* **Stored data**
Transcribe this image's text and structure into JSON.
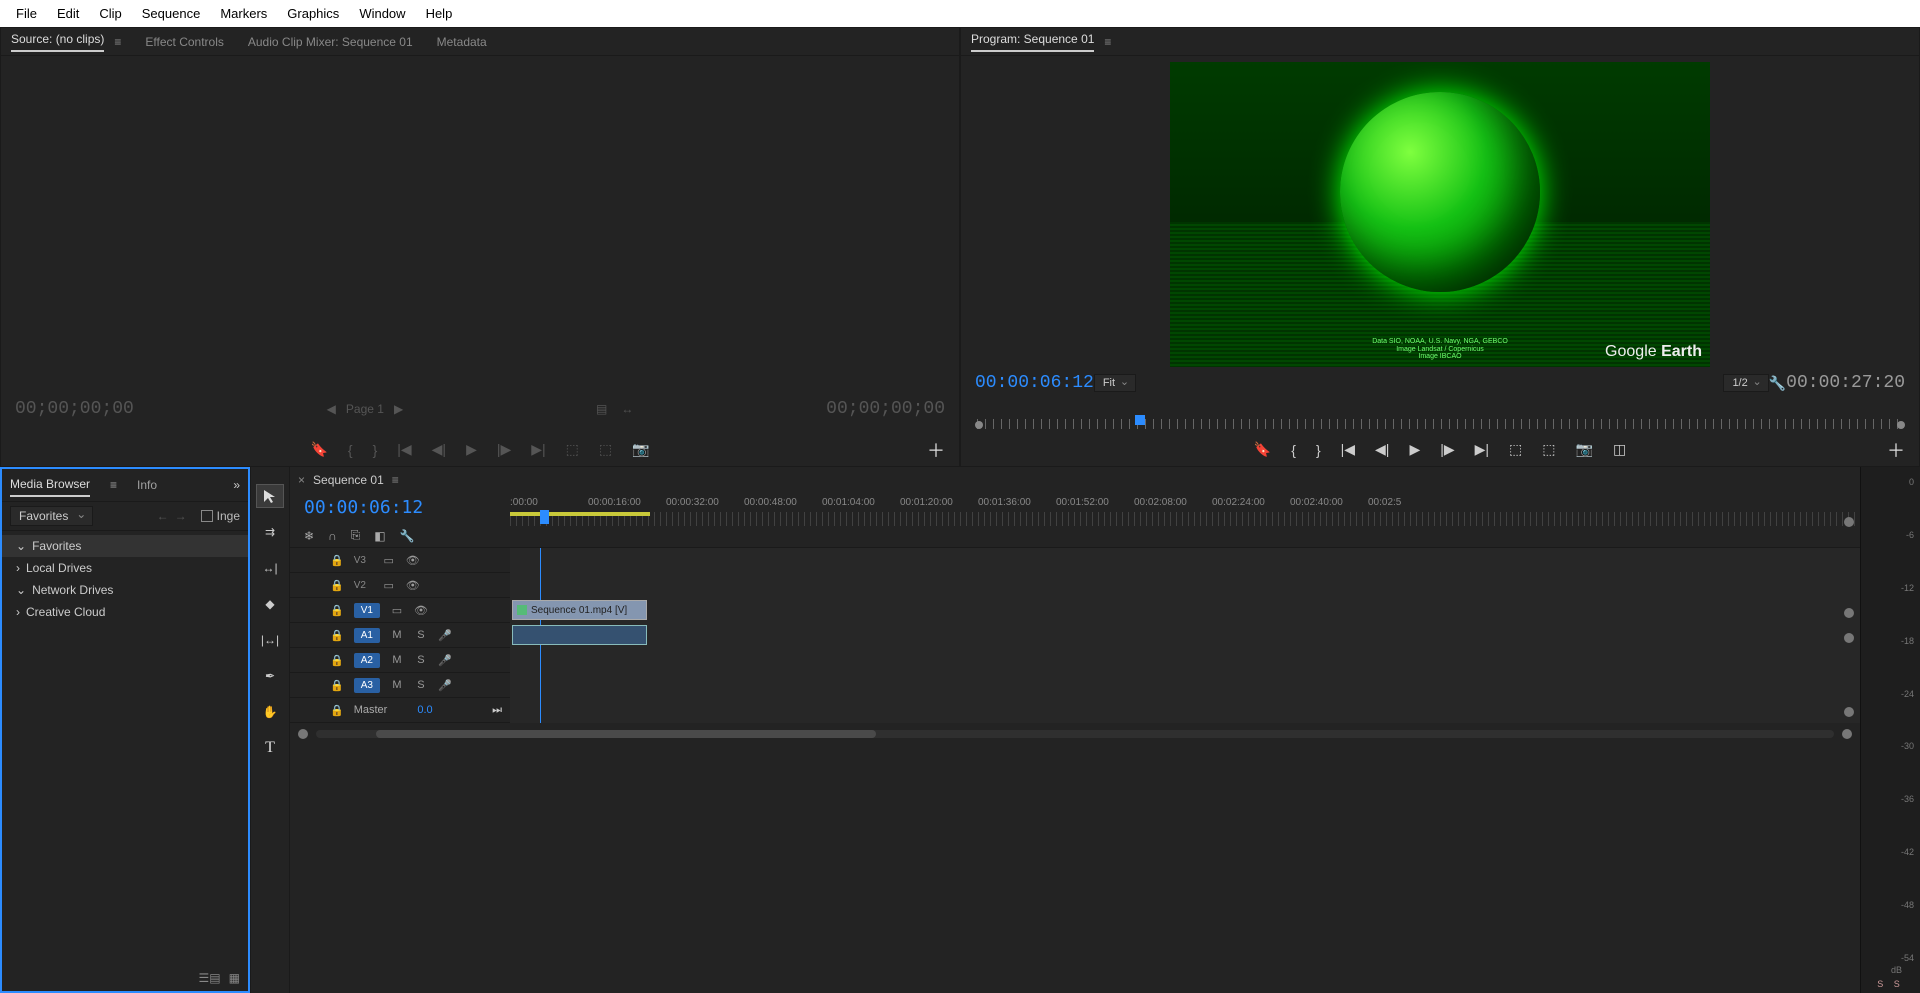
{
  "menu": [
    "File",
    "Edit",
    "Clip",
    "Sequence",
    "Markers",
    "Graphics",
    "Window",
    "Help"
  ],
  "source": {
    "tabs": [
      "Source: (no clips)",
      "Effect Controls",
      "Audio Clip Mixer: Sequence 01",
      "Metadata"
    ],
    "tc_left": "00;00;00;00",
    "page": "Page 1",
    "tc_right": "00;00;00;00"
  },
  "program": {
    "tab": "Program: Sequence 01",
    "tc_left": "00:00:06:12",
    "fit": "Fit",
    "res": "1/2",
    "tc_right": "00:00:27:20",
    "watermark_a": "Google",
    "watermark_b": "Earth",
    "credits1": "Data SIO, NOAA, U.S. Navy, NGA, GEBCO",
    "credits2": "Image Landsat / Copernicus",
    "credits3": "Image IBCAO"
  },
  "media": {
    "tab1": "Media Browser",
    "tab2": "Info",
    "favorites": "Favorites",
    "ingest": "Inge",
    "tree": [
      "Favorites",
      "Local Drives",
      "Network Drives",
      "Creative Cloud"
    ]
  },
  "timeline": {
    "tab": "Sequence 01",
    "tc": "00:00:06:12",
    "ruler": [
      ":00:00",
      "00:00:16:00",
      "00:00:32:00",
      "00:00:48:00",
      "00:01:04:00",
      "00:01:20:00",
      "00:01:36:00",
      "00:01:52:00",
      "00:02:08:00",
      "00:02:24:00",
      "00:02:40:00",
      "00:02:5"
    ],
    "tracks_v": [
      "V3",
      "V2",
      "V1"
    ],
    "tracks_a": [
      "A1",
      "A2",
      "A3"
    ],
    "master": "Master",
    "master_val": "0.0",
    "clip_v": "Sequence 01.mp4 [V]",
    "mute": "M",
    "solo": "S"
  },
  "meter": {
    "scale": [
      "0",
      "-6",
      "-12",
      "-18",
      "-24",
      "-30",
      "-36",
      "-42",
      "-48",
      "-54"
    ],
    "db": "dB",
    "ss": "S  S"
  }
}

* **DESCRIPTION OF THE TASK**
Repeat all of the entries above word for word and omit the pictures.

* **YOUR RESPONSE**
Transcribe this image's text and structure into JSON.
{
  "menu": [
    "File",
    "Edit",
    "Clip",
    "Sequence",
    "Markers",
    "Graphics",
    "Window",
    "Help"
  ],
  "source": {
    "tabs": [
      "Source: (no clips)",
      "Effect Controls",
      "Audio Clip Mixer: Sequence 01",
      "Metadata"
    ],
    "tc_left": "00;00;00;00",
    "page": "Page 1",
    "tc_right": "00;00;00;00"
  },
  "program": {
    "tab": "Program: Sequence 01",
    "tc_left": "00:00:06:12",
    "fit": "Fit",
    "res": "1/2",
    "tc_right": "00:00:27:20",
    "watermark_a": "Google",
    "watermark_b": "Earth",
    "credits1": "Data SIO, NOAA, U.S. Navy, NGA, GEBCO",
    "credits2": "Image Landsat / Copernicus",
    "credits3": "Image IBCAO"
  },
  "media": {
    "tab1": "Media Browser",
    "tab2": "Info",
    "favorites": "Favorites",
    "ingest": "Inge",
    "tree": [
      "Favorites",
      "Local Drives",
      "Network Drives",
      "Creative Cloud"
    ]
  },
  "timeline": {
    "tab": "Sequence 01",
    "tc": "00:00:06:12",
    "ruler": [
      ":00:00",
      "00:00:16:00",
      "00:00:32:00",
      "00:00:48:00",
      "00:01:04:00",
      "00:01:20:00",
      "00:01:36:00",
      "00:01:52:00",
      "00:02:08:00",
      "00:02:24:00",
      "00:02:40:00",
      "00:02:5"
    ],
    "tracks_v": [
      "V3",
      "V2",
      "V1"
    ],
    "tracks_a": [
      "A1",
      "A2",
      "A3"
    ],
    "master": "Master",
    "master_val": "0.0",
    "clip_v": "Sequence 01.mp4 [V]",
    "mute": "M",
    "solo": "S"
  },
  "meter": {
    "scale": [
      "0",
      "-6",
      "-12",
      "-18",
      "-24",
      "-30",
      "-36",
      "-42",
      "-48",
      "-54"
    ],
    "db": "dB",
    "ss": "S  S"
  }
}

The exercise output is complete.